Living on the Edge
A man of means was interviewing men to drive his team of horses which pulled the carriage in which his family rode. The test was to drive the team of horses around a curve on a mountain road. On one side was a steep cliff which would be a disaster to those in the carriage if it plunged off the cliff. Each man who applied for the position considered himself an expert. The first driver put the wheels of the carriage within an inch of the edge of the cliff. The second driver had more skill. He drove the team of horses so close part of the rim of the outside wheels was not even touching the ground. Another driver guided the team as far away from the edge of the cliff as he could. Which of these drivers do you suppose the man, who loved his family, hired?

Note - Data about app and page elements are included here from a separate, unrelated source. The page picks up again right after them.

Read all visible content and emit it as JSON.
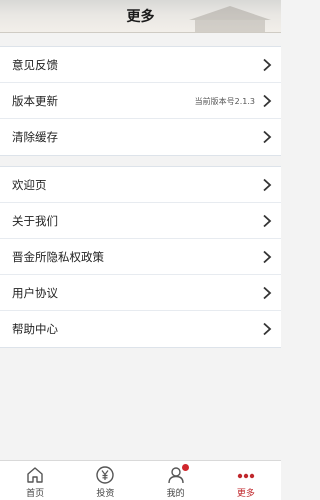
{
  "header": {
    "title": "更多"
  },
  "groups": [
    {
      "items": [
        {
          "label": "意见反馈"
        },
        {
          "label": "版本更新",
          "value": "当前版本号2.1.3"
        },
        {
          "label": "清除缓存"
        }
      ]
    },
    {
      "items": [
        {
          "label": "欢迎页"
        },
        {
          "label": "关于我们"
        },
        {
          "label": "晋金所隐私权政策"
        },
        {
          "label": "用户协议"
        },
        {
          "label": "帮助中心"
        }
      ]
    }
  ],
  "tabbar": {
    "active_color": "#c0282d",
    "badge_color": "#d0262c",
    "tabs": [
      {
        "label": "首页",
        "icon": "home-icon"
      },
      {
        "label": "投资",
        "icon": "yuan-coin-icon"
      },
      {
        "label": "我的",
        "icon": "user-icon",
        "badge": true
      },
      {
        "label": "更多",
        "icon": "more-dots-icon",
        "active": true
      }
    ]
  }
}
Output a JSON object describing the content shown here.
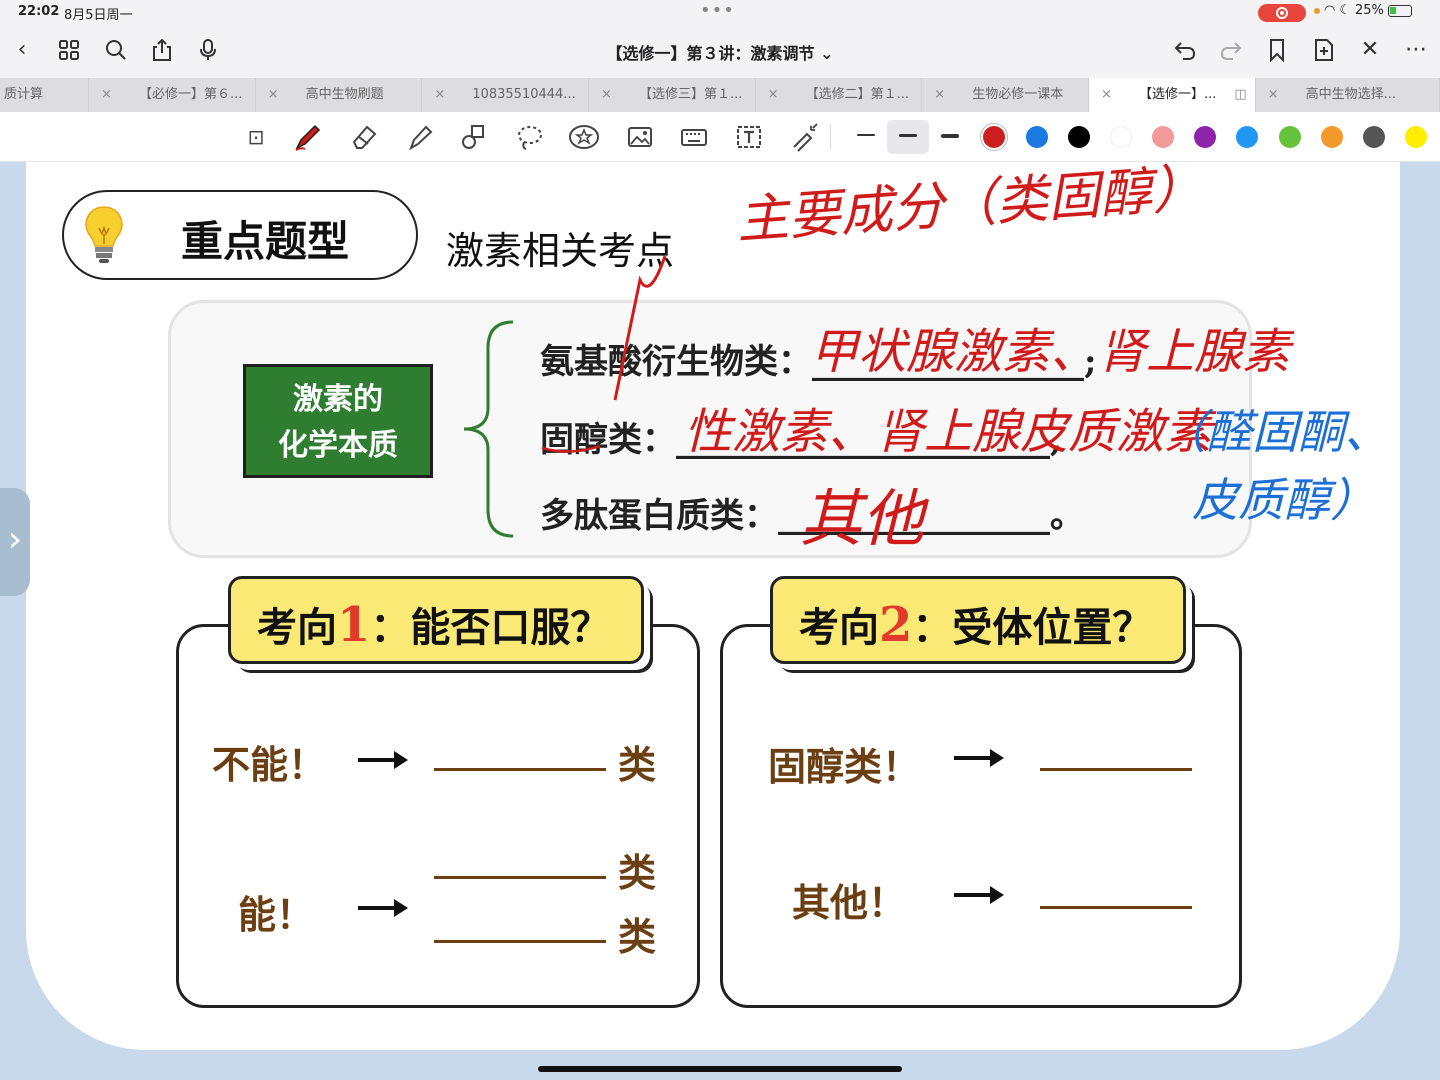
{
  "status": {
    "time": "22:02",
    "date": "8月5日周一",
    "battery": "25%"
  },
  "nav": {
    "title": "【选修一】第３讲：激素调节 ⌄"
  },
  "tabs": [
    {
      "label": "质计算",
      "active": false
    },
    {
      "label": "【必修一】第６...",
      "active": false
    },
    {
      "label": "高中生物刷题",
      "active": false
    },
    {
      "label": "10835510444...",
      "active": false
    },
    {
      "label": "【选修三】第１...",
      "active": false
    },
    {
      "label": "【选修二】第１...",
      "active": false
    },
    {
      "label": "生物必修一课本",
      "active": false
    },
    {
      "label": "【选修一】...",
      "active": true
    },
    {
      "label": "高中生物选择...",
      "active": false
    }
  ],
  "colors": {
    "palette": [
      "#cc1f1f",
      "#1a7ae0",
      "#000000",
      "#ffffff",
      "#f29999",
      "#8e24aa",
      "#2196f3",
      "#66c23a",
      "#f39a2a",
      "#555555",
      "#ffee00"
    ],
    "accent_green": "#2e7d31",
    "card_yellow": "#fbe975",
    "ink_red": "#d11a1a",
    "ink_blue": "#1d6fd8"
  },
  "slide": {
    "title": "重点题型",
    "subtitle": "激素相关考点",
    "green_box": [
      "激素的",
      "化学本质"
    ],
    "rows": [
      {
        "label": "氨基酸衍生物类：",
        "blank": "________________;"
      },
      {
        "label": "固醇类：",
        "blank": "______________________,"
      },
      {
        "label": "多肽蛋白质类：",
        "blank": "________________。"
      }
    ],
    "card1": {
      "head_prefix": "考向",
      "head_num": "1",
      "head_suffix": "：能否口服？",
      "cannot": "不能！",
      "can": "能！",
      "suffix": "类"
    },
    "card2": {
      "head_prefix": "考向",
      "head_num": "2",
      "head_suffix": "：受体位置？",
      "steroid": "固醇类！",
      "other": "其他！"
    }
  },
  "handwriting": {
    "red_top": "主要成分（类固醇）",
    "red_row1": "甲状腺激素、肾上腺素",
    "red_row2": "性激素、肾上腺皮质激素",
    "blue_note_1": "（醛固酮、",
    "blue_note_2": "皮质醇）",
    "red_row3": "其他"
  }
}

The scriptures are clear and God’s wisdom is plain: ‘Abstain from every appearance of evil” (1 Thessalonians 5.22). The edge is not a safe place. Temptation tampering is a dangerous profession. Most people who live on the edge of sin believe themselves to be experts. They are confident they will not wind up like their friends. “It won’t happen to me,” they say. “I’ve been around it enough and heard it enough to know I’m not going to do it.” those were Peter’s famous last thoughts before he denied Jesus three times (John 13.36-38). Peter warmed himself too long by the fire like moths fluttering around a flame. People deal with sin the same way. They often know the danger. They know to yield would not only be wrong, but destructive to their souls, yet they get “as close to the border” as they can.

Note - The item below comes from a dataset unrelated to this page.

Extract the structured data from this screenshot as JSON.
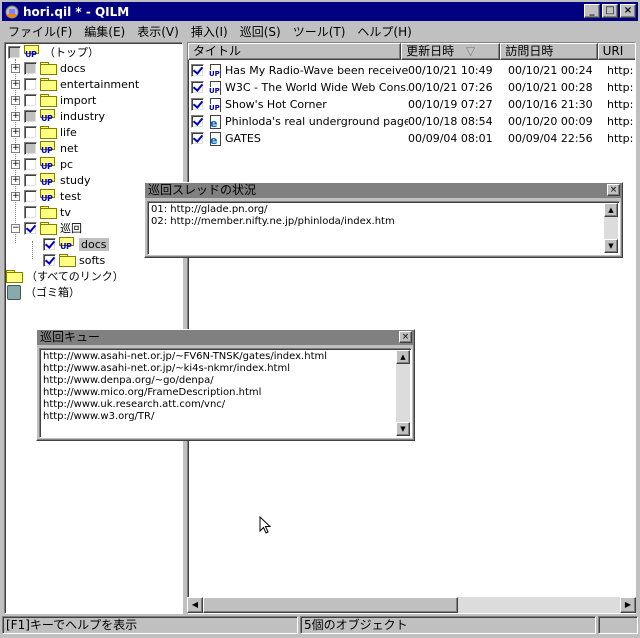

One of the most obvious characteristics of those who love living on the edge is the frequent discussions of gray areas. You hear people talk about how short to wear pants or dresses, working at a job that requires missing a worship service, dancing (whether at home or at a prom), the kind of dancing (line, group, couple, etc.), smoking, drinking one beer, and using euphemisms in place of “hard core” profanity, etc. If the appearance is evil, should it not be avoided? There is no fellowship between light and darkness (2 Corinthians 6.14).

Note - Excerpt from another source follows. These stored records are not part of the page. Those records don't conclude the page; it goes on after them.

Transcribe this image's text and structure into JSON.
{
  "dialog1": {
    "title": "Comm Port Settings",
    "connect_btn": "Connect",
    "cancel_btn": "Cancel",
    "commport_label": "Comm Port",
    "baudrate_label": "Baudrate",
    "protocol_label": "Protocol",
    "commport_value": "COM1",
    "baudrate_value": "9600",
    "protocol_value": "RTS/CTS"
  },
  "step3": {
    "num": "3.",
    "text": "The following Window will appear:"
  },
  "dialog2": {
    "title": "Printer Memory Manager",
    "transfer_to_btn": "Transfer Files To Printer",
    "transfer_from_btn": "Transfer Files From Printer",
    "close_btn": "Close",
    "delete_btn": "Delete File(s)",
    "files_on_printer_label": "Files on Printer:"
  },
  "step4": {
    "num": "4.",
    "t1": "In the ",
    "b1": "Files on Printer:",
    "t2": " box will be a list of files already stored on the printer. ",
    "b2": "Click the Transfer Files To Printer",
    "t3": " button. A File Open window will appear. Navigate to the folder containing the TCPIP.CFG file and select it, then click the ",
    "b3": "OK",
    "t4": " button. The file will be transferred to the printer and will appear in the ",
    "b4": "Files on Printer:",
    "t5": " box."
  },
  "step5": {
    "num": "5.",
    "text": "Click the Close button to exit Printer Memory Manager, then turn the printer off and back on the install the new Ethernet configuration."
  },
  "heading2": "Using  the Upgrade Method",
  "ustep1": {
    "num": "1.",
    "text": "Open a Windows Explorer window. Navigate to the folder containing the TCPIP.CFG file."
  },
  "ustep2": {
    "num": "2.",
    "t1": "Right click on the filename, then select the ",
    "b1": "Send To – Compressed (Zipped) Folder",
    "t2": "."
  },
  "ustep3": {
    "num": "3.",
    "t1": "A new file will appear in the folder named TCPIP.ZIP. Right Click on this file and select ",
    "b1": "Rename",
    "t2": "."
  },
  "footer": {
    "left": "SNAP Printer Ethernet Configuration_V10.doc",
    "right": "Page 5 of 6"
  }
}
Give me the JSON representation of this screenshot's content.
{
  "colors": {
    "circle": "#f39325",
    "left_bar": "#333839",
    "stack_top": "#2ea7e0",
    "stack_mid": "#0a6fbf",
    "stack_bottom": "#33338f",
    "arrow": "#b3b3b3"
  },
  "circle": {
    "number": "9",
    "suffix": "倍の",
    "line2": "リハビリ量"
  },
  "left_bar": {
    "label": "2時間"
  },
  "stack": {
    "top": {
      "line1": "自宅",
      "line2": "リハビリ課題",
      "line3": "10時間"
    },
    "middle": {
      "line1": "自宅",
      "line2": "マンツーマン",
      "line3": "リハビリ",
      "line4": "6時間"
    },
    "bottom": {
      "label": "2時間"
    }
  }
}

The one thing that always keeps me away from the edge is the fear of going over. We need to acquire the same fear. Fear of the destruction and ruinous nature of sin (Luke 12,4-5). We need to start putting on the brakes (1 Corinthians 10.12). Read and heed the warning signs. Travel life with care. “Escape for thy life” (Genesis 19.17). How close are you to the edge? Get away from it! It’s dangerous!